Element data from apps and pages:
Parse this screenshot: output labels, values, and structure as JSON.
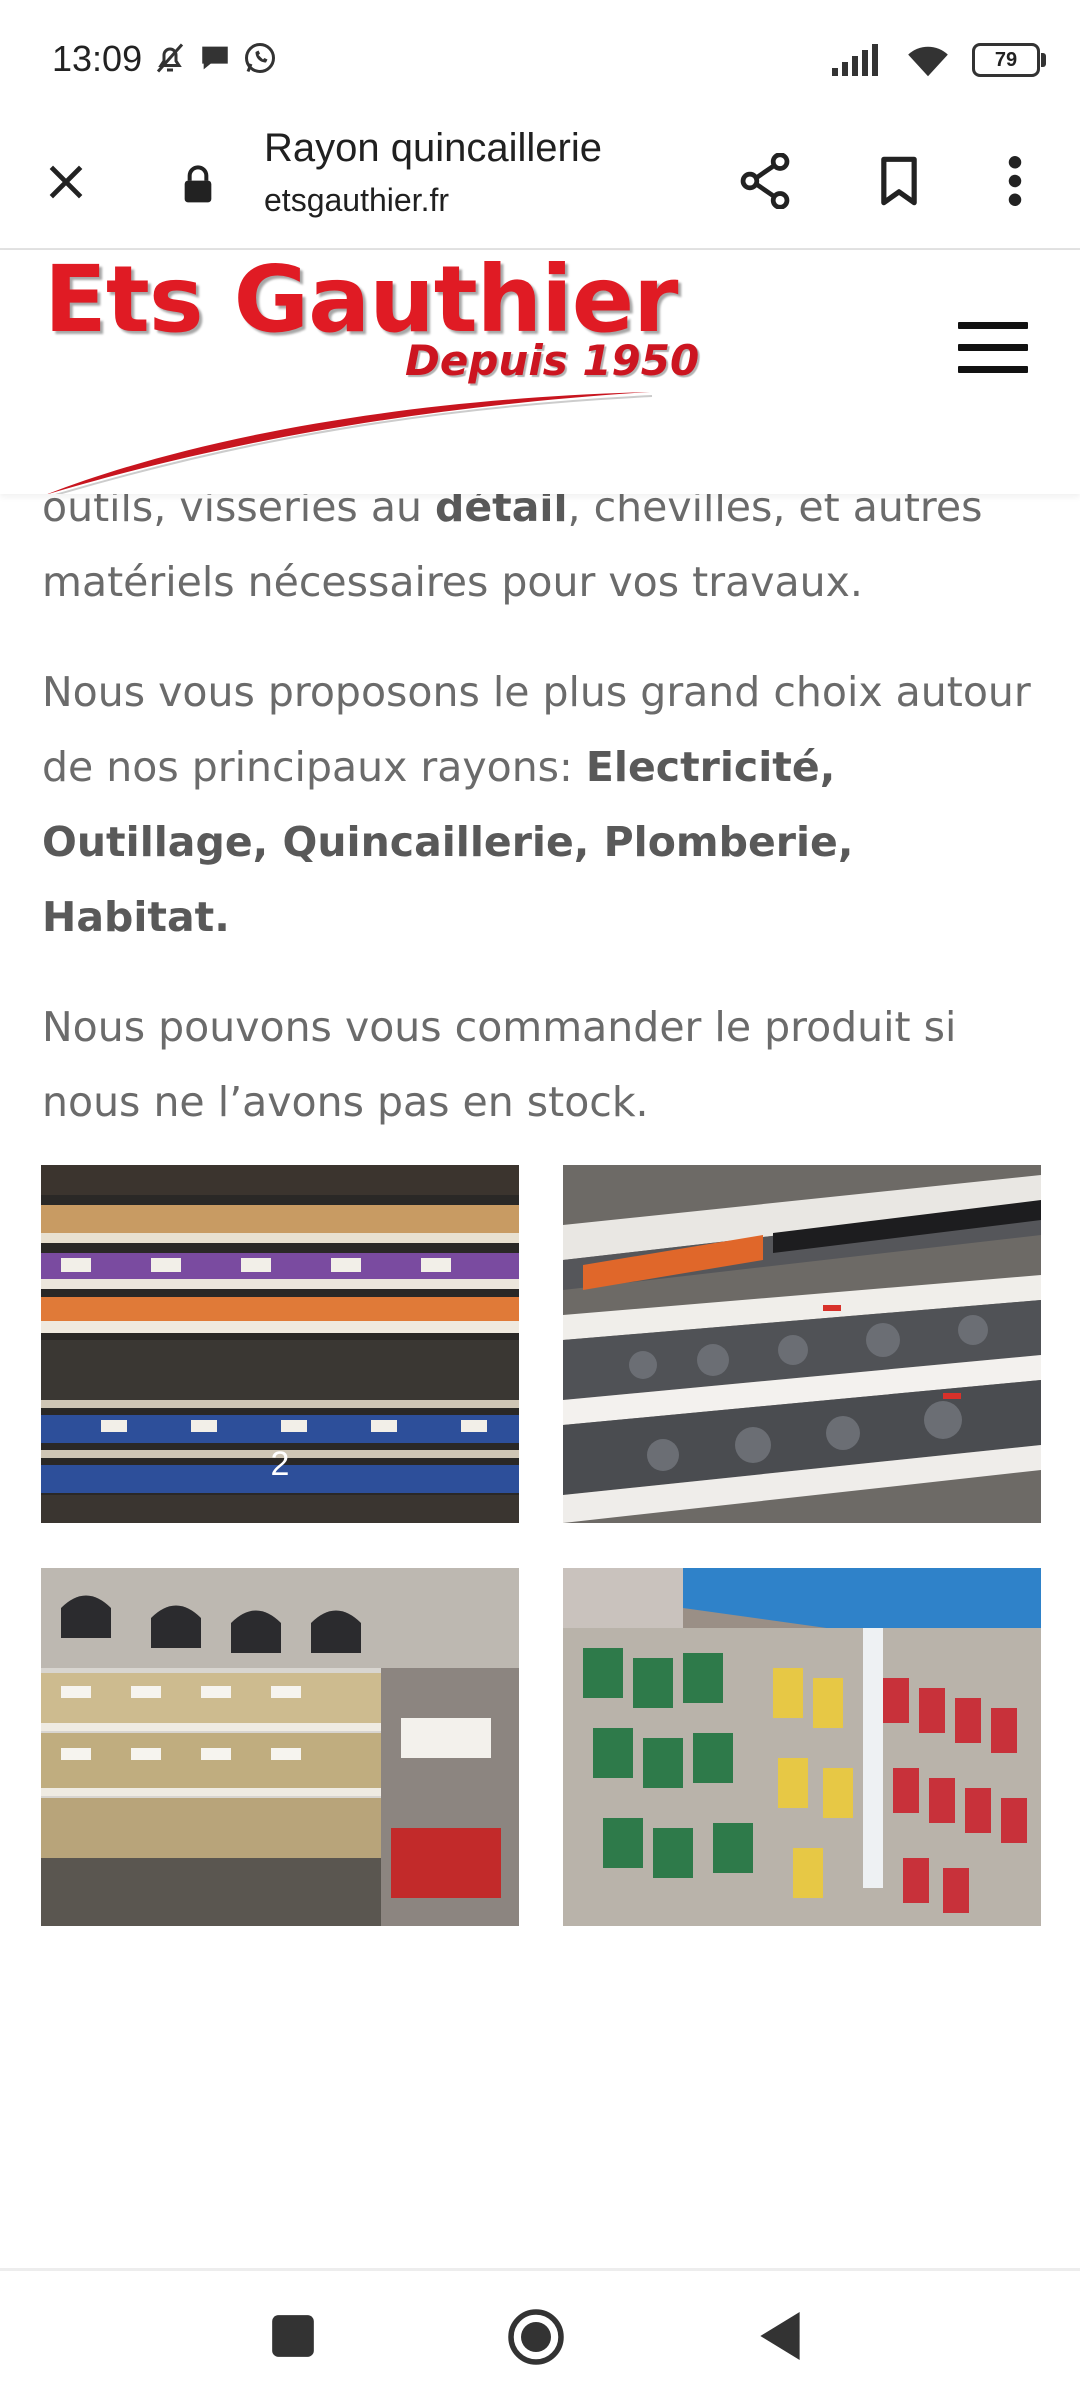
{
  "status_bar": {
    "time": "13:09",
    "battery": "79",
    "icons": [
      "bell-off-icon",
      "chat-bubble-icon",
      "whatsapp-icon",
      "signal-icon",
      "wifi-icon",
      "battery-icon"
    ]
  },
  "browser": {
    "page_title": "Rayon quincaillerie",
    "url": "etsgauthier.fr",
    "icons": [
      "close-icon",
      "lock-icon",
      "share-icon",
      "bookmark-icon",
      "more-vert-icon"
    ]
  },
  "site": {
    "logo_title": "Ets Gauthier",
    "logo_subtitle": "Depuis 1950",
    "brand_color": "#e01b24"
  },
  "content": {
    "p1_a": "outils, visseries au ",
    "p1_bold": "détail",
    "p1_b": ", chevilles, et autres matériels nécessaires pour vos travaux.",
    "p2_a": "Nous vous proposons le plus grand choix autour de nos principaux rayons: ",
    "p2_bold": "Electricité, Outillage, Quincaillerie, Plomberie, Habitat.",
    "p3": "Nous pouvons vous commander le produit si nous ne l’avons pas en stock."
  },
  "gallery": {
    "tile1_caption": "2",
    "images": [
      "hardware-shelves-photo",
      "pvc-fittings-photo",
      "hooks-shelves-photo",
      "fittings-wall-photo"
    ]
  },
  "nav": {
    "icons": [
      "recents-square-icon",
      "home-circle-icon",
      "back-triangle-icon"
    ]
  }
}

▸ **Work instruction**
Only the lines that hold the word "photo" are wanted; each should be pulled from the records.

▸ **Finished exercise**
      "hardware-shelves-photo",
      "pvc-fittings-photo",
      "hooks-shelves-photo",
      "fittings-wall-photo"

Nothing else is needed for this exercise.